I am in the process of going over the building of a medieval hutch chest. If you want to catch up on what I've covered so far you can click on the link HERE.
The next step was making the handle for the sides of the chest. Now this was the part of the build that really intrigued me and made me want to build this chest. If we look at the 13th century hutch chest that was the inspiration for this build then I can tell you why.
I'm sure that's what caught my attention when I saw this picture. The carving is nice, the design and chances for playing with grain directions were interesting, but what sold me was the sides. I cannot tell if the cross piece in the end is intended to be a functional handle or a decorative element, I cannot tell if it's an added piece, maybe mortised in place or if it's been relief cut from the side panel of the chest. No matter the details, I had come across an answer to my issues, well OK one of my issues.

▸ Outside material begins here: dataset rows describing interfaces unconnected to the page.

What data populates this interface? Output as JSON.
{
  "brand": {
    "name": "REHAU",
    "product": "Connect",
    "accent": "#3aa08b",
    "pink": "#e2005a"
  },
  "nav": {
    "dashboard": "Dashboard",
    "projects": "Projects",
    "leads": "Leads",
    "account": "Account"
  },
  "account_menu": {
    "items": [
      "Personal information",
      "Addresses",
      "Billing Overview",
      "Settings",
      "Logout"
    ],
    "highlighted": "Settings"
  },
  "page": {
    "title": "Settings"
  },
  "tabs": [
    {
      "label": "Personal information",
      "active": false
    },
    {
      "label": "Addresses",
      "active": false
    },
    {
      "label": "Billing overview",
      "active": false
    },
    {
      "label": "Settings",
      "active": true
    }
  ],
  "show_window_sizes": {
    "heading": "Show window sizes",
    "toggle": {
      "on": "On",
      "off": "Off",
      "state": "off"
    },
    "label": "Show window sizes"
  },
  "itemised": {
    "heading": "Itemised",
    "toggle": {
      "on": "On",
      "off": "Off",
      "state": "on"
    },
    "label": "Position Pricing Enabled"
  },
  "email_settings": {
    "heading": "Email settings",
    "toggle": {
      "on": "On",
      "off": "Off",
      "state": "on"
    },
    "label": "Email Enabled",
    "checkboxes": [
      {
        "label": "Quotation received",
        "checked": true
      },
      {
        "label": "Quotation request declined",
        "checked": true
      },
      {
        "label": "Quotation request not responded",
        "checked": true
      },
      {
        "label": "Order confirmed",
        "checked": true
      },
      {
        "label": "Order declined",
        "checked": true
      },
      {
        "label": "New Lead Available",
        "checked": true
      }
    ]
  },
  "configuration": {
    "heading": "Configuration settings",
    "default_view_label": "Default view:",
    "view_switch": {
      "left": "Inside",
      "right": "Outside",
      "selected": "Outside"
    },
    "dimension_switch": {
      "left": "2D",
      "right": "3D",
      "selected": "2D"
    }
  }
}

I dry fit the sides and the fronts and back of the chest together to make sure of my measurements. and I had just the right amount of board left from cutting the legs. The space between the legs is 10 1/2" so I knew where to shoulder my tenon cuts to keep the chest square.